If you find Revit Zone useful, you may wish to consider helping to support our running costs.


View References

Attention: open in a new window. PDFPrintE-mail

Please Note: If you're new to Revit, you may be interested in my "Beginner's Guide to Revit Architecture" 84 part video tutorial training course. The course is 100% free with no catches or exclusions. You don't even need to sign-up. Just enjoy the course and drop me line if you found it useful. The full course itinerary can be viewed here



In this article we are going to take a look at "View References" within Revit. View References are an annotation symbol that you can use to direct someone to a different view on another sheet- or the same sheet, if you wish.



View References are commonly used with Matchlines but (with a little immagination) they can be used for a variety of purpose- especially if you are prepared to edit the family.

Let's kick-off with a quick example of the use of View References in conjunction with Matchlines. Here is a plan I have split into two zones, using "Dependent Views". The image below is of the "Primary View" so that you can see the crop regions of the two Dependent Views.....


Now, I'm going to place each of the Dependent Vioews onto a seperate sheet. Here's the first sheet....

and here's the second sheet...........

Now what would be REALLY useful (to anyone trying to read our drawing set) would be a reference near the matchline to tell you what sheet to find the other part of the plan. This is where "View References" come into play. At this point you may be saying to yourself "why don't I just add a piece of dumb text with the sheet and detail number of the corresponding Dependent View?" I'll tell you why not- because this is BIM! And with BIM, we are trying to erradicate coorindation errors. If you go and add some text with displayes the Sheet and detail number- and then change your mind as to which sheet your place the other view on- will you remember to update the dumb text? On EVERY view it appears? EVERY time? Don't create the problem inh the first place- use a "View Reference"- the CORRECT tool for the job. Let's go and add a "View Reference" to each of the Dependent Views now.

You will view the "View Reference" tool on the "View" menu, in the "Sheet COmposition" tab.....

There is only two stages to using the View Reference tool:-

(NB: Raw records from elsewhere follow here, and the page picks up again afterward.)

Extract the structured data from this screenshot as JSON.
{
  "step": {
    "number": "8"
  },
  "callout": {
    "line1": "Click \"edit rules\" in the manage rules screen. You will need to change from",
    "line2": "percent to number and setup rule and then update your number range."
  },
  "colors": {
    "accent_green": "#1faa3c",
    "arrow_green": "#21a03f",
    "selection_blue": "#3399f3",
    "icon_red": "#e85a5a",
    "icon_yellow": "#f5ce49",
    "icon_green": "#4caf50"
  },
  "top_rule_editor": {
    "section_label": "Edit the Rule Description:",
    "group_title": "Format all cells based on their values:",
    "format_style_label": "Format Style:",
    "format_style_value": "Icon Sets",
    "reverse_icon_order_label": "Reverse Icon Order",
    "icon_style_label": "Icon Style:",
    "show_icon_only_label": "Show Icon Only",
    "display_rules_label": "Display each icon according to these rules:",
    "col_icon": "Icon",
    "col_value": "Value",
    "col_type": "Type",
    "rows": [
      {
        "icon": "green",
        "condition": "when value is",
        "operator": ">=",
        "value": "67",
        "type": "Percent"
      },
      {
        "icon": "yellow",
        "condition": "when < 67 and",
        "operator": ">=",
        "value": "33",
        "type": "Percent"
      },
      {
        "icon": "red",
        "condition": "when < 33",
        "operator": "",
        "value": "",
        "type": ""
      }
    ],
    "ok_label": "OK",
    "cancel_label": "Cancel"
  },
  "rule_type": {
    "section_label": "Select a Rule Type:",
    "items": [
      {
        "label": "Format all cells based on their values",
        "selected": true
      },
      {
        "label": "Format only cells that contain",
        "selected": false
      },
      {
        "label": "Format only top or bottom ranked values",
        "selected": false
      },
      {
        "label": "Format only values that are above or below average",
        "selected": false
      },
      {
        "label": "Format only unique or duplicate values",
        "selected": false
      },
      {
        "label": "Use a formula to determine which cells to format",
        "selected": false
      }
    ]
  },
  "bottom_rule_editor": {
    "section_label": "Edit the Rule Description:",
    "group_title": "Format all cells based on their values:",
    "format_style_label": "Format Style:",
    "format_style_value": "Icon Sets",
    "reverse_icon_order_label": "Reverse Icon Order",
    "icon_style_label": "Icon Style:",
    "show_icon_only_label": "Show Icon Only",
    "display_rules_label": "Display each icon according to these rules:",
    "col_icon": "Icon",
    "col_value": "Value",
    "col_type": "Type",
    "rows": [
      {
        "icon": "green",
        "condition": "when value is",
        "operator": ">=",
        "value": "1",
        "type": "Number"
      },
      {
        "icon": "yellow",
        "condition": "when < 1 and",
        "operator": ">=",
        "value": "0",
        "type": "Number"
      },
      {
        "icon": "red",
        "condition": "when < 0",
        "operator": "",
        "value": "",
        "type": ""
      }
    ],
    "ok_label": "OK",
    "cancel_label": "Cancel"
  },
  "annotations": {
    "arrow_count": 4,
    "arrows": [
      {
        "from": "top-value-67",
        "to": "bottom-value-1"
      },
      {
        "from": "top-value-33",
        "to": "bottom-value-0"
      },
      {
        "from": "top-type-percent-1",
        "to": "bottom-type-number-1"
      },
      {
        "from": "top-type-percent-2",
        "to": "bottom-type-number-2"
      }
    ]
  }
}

1) Select from the drop-down list (on the Option Bar) your "Target View". This is the view name that you with to reference. So in our example I am going to add a View Reference to "Dependent (2)" ON "Depedent". Let me try and clarify what I mean. I want to add an "intelligent" label (ie a "View Reference" onto the view named "Dependent"- which tell us WHERE (ie the sheet and detail numbers) to find the view named "Dependent (2)".

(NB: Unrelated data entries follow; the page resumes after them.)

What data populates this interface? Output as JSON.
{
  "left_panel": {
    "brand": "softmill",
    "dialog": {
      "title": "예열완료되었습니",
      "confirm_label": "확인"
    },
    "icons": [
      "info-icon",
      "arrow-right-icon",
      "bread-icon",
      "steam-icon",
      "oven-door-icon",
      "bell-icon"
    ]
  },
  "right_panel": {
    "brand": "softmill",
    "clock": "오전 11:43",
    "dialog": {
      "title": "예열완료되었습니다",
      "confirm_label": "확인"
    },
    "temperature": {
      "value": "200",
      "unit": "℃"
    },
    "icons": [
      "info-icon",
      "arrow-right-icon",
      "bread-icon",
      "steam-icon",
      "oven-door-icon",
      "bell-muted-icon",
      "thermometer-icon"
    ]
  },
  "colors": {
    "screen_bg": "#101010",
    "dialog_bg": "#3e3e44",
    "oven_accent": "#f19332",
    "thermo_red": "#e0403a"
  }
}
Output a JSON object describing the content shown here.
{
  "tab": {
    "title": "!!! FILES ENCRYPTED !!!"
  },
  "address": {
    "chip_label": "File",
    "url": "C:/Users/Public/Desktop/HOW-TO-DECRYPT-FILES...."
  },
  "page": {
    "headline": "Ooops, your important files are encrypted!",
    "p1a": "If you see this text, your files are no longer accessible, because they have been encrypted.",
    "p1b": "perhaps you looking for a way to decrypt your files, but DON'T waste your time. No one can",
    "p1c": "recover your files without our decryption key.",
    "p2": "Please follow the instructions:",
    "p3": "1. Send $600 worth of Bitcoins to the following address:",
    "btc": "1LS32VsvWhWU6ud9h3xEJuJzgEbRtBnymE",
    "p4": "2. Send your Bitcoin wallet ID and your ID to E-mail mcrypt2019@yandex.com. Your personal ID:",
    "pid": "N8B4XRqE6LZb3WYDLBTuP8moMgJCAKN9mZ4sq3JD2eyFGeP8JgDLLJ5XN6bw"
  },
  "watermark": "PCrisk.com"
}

So I select "Dependent (2)" from the drop-down list.....


2) And all I do now is click on my view in order to place the View Reference. And here is the View Reference placed on my view....

Now depending on whether you have already placed your views onto sheet will effect what is displayed for the view reference. As we have already placed our views onto sheets, the view reference is displaying where to find the "target view" that we specified. In plain English: It is telling is that we will find view "Dependent (2)" on sheet number 110 and that it is detail number 1 on that sheet.

And here is the REAL point of using View References: If we go and change which sheet we place view "Dependent (2) on- the View Reference will be updated automatically. It is exactly the same principle as the View Referecne that are embedded into Call Outs, etc.

You can use View References for any scenario where (a) you need to tell someone where to find another view and (b) you woould like Revit to handle the coorindation of the reference.

If you are new to Autodesk Revit Architecture and like my teaching style, you may be interested in my free comprehensive Online Beginners' Course. This is a complete FREE 84 part Course. Each Unit is presented as both a written article and a fully narrated video. This course covers all the fundamentals of the software and will give you the skills necessary to both model and detail your design. I go into a lot more detail than you'll find here at Revit Zone.

If you'd like to know more about this free Course (including a full breakdown of it's Itinerary),just click here for details.